**Items from a dataset**:
* * *

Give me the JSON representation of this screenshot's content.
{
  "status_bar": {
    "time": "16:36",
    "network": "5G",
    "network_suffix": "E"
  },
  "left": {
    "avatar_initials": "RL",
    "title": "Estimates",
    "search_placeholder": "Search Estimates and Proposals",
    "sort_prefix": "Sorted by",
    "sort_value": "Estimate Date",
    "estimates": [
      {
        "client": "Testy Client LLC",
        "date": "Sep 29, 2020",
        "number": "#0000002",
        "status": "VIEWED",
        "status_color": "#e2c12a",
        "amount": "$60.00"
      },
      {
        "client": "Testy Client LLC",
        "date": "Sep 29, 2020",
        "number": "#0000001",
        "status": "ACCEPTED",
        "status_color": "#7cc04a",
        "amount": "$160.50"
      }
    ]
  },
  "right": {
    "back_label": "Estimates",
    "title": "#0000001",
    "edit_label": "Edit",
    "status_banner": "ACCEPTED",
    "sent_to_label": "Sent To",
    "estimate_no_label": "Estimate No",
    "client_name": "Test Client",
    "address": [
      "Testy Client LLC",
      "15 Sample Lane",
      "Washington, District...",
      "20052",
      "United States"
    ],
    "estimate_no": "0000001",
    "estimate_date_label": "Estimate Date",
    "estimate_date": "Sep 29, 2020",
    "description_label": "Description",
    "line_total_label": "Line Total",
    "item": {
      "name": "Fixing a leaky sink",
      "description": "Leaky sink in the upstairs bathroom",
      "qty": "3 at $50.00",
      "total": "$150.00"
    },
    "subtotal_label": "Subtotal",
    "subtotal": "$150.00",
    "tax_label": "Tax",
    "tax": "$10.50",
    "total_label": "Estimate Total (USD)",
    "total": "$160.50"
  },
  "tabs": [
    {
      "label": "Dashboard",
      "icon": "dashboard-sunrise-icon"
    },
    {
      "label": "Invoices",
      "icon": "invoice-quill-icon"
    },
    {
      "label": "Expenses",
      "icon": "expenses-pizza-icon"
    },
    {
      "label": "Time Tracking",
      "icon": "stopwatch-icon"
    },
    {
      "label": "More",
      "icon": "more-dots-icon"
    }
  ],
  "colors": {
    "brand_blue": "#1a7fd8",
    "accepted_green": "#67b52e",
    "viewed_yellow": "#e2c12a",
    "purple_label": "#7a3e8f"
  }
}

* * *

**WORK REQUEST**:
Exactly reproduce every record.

**EXERCISE ANSWER**:
Give me the JSON representation of this screenshot's content.
{
  "status_bar": {
    "time": "16:36",
    "network": "5G",
    "network_suffix": "E"
  },
  "left": {
    "avatar_initials": "RL",
    "title": "Estimates",
    "search_placeholder": "Search Estimates and Proposals",
    "sort_prefix": "Sorted by",
    "sort_value": "Estimate Date",
    "estimates": [
      {
        "client": "Testy Client LLC",
        "date": "Sep 29, 2020",
        "number": "#0000002",
        "status": "VIEWED",
        "status_color": "#e2c12a",
        "amount": "$60.00"
      },
      {
        "client": "Testy Client LLC",
        "date": "Sep 29, 2020",
        "number": "#0000001",
        "status": "ACCEPTED",
        "status_color": "#7cc04a",
        "amount": "$160.50"
      }
    ]
  },
  "right": {
    "back_label": "Estimates",
    "title": "#0000001",
    "edit_label": "Edit",
    "status_banner": "ACCEPTED",
    "sent_to_label": "Sent To",
    "estimate_no_label": "Estimate No",
    "client_name": "Test Client",
    "address": [
      "Testy Client LLC",
      "15 Sample Lane",
      "Washington, District...",
      "20052",
      "United States"
    ],
    "estimate_no": "0000001",
    "estimate_date_label": "Estimate Date",
    "estimate_date": "Sep 29, 2020",
    "description_label": "Description",
    "line_total_label": "Line Total",
    "item": {
      "name": "Fixing a leaky sink",
      "description": "Leaky sink in the upstairs bathroom",
      "qty": "3 at $50.00",
      "total": "$150.00"
    },
    "subtotal_label": "Subtotal",
    "subtotal": "$150.00",
    "tax_label": "Tax",
    "tax": "$10.50",
    "total_label": "Estimate Total (USD)",
    "total": "$160.50"
  },
  "tabs": [
    {
      "label": "Dashboard",
      "icon": "dashboard-sunrise-icon"
    },
    {
      "label": "Invoices",
      "icon": "invoice-quill-icon"
    },
    {
      "label": "Expenses",
      "icon": "expenses-pizza-icon"
    },
    {
      "label": "Time Tracking",
      "icon": "stopwatch-icon"
    },
    {
      "label": "More",
      "icon": "more-dots-icon"
    }
  ],
  "colors": {
    "brand_blue": "#1a7fd8",
    "accepted_green": "#67b52e",
    "viewed_yellow": "#e2c12a",
    "purple_label": "#7a3e8f"
  }
}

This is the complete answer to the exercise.